Task inputs |
----

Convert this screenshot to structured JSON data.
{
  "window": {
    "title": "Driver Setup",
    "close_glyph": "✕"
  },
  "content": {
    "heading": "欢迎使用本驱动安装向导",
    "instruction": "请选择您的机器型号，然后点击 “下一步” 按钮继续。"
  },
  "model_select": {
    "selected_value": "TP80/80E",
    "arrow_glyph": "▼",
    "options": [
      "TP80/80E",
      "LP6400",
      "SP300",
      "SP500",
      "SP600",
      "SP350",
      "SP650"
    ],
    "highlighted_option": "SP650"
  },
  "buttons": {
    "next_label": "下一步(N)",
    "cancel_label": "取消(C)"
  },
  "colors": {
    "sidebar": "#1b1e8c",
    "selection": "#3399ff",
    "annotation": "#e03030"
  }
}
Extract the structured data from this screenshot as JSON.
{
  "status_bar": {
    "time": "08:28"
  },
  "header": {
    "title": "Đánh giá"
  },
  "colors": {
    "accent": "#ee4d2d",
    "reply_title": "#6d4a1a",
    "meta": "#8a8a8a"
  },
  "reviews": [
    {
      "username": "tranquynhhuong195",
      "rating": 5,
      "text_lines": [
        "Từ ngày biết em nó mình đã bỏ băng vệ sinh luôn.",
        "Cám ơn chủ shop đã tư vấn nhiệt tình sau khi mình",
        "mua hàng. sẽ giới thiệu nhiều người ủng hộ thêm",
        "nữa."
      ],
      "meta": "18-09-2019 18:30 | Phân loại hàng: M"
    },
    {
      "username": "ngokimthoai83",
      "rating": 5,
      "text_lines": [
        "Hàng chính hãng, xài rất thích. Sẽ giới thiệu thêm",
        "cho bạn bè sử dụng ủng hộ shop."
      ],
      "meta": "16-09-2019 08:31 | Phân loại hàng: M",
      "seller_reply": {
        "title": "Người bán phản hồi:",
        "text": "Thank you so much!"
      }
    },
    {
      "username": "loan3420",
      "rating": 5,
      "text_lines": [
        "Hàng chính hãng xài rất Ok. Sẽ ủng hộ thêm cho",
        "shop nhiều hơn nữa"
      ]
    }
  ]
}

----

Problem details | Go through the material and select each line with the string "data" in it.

Reply |
Convert this screenshot to structured JSON data.
Extract the structured data from this screenshot as JSON.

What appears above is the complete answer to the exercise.